Hair donations add one more step to lather, rinse, repeat

Liz Laubscher

Hillary Lovell, senior political science major, decided to donate her hair to Locks of Love after returning from studying abroad in Switzerland. Both of Lovell’s paternal grandparents died of cancer. Photo Courtesy of Hillary Lovell

Credit: Ron Soltys

Many students on campus have found out just how gratifying a haircut can be.

Emily Schmidlin, junior French translation major, has donated her hair three times to Locks of Love, a non-profit organization that provides hair pieces to children suffering from illnesses resulting in long-term hair loss.

Schmidlin said she was hesitant to have that much hair cut off the first time, but now it’s become routine.

“I think Locks of Love is a great organization, as it allows children with severe medical conditions to regain self-esteem,” she said. “Self-esteem is extremely important to being content in life.”

Hillary Lovell, senior political science major, decided she wanted to update her look in July 2006 and thought it would be better to donate her hair than for it to be thrown away.

“I felt like my donation might make some young cancer patient more comfortable in public and that was enough for me,” she said.

Lovell said both her paternal grandparents died of cancer.

“I thought it would be a small commemoration in their honor,” she said.

The inspiration for Audrey Newbacher, sophomore fashion design major, was a survivor. Newbacher spent the summer as Maid Marian at the Great Lakes Medieval Faire in Geneva, where she met a cancer survivor.
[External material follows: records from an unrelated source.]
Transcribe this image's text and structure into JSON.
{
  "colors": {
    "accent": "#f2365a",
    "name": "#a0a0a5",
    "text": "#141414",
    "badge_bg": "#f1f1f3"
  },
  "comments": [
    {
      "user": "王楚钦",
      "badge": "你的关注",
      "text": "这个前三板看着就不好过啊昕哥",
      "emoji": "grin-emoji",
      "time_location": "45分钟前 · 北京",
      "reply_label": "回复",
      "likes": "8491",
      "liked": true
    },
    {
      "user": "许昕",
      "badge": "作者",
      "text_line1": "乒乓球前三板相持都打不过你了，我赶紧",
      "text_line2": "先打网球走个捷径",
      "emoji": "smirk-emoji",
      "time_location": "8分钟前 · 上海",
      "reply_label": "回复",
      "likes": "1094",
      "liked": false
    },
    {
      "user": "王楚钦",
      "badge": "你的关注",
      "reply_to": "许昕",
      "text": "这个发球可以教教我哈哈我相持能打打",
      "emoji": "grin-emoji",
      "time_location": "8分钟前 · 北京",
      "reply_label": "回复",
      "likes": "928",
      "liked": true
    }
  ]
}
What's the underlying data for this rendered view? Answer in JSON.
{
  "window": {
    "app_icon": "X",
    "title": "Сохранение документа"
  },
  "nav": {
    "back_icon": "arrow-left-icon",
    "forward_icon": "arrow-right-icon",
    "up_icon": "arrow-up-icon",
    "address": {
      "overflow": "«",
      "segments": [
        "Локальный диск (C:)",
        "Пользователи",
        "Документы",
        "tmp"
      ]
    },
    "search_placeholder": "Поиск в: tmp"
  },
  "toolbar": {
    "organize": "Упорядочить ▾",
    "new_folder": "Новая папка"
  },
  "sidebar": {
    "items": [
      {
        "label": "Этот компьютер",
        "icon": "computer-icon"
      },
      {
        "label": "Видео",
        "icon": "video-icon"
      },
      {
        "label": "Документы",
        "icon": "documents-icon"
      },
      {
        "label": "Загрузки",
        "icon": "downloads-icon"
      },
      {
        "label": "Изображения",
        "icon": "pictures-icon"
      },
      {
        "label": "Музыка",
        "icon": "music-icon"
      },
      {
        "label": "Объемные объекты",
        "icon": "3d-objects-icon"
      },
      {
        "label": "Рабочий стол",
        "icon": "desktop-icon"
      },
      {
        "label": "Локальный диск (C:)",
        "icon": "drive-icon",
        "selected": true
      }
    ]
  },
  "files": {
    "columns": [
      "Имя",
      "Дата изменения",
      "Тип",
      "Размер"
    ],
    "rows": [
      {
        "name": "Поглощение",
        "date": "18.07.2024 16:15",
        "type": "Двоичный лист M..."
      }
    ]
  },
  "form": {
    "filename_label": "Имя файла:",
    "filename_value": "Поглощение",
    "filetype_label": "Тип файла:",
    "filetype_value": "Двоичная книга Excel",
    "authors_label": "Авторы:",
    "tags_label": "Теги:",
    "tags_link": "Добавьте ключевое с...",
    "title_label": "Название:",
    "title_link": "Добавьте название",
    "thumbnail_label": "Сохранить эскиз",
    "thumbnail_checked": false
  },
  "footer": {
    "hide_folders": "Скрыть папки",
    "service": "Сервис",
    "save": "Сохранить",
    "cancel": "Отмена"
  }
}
“My lady-in-waiting was played by a girl who survived lymphoma in high school,” she said. “She and I became very good friends and I cannot imagine what the summer would have been like without her.”

Newbacher said her stand-in had to wear a wig to make her appear medieval. She was so moved by her new friend, she donated 12 inches of hair days after the fair.

“I’m glad we have organizations like Locks of Love that can help cancer patients deal with their illness in a way that helps them to feel beautiful and normal again,” Newbacher said.

Melissa Erwin, former Kent State nursing student, also donated her hair — 14 inches of it.

“It’s neat to be able to help someone like that in such a different way than donating money or donating your time,” she said. “You are actually donating something that goes directly to the cause.”

People who donate their hair aren’t the only ones supporting Locks of Love. Many salons also get involved to help with the cause.

One of those salons is John Robert’s Hair Studio and Spa, with locations in Mayfield Heights, Chagrin Falls, Beachwood and Solon. Mia Pesce-Coleman, human resource coordinator for John Robert’s, said hair donation is an easy way for the donor and salons to help others.

“The Locks of Love and the Wigs for Kids programs are just great ways of being able to help everybody be able to donate,” she said. “It was just easy for us to participate in because we were already (cutting hair).”

They also explain the guidelines Locks of Love uses to decide what hair is acceptable. The hair must be at least 10 inches long when pulled straight. They also accept permed and colored hair, but not bleached hair.

Lauren Kukkamaa, communications director for Locks of Love, said all hair pieces are custom made for every child. The children are sent sample colors to choose from, and their head is then measured so the hair piece will perfectly fit their head. It then takes six to 10 ponytails to make the hair piece.

To date, Locks of Love has helped more than 2,000 children since its start in 1997. She also said hair donations seem to rise each year.

Contact social services reporter Liz Laubscher at [email protected]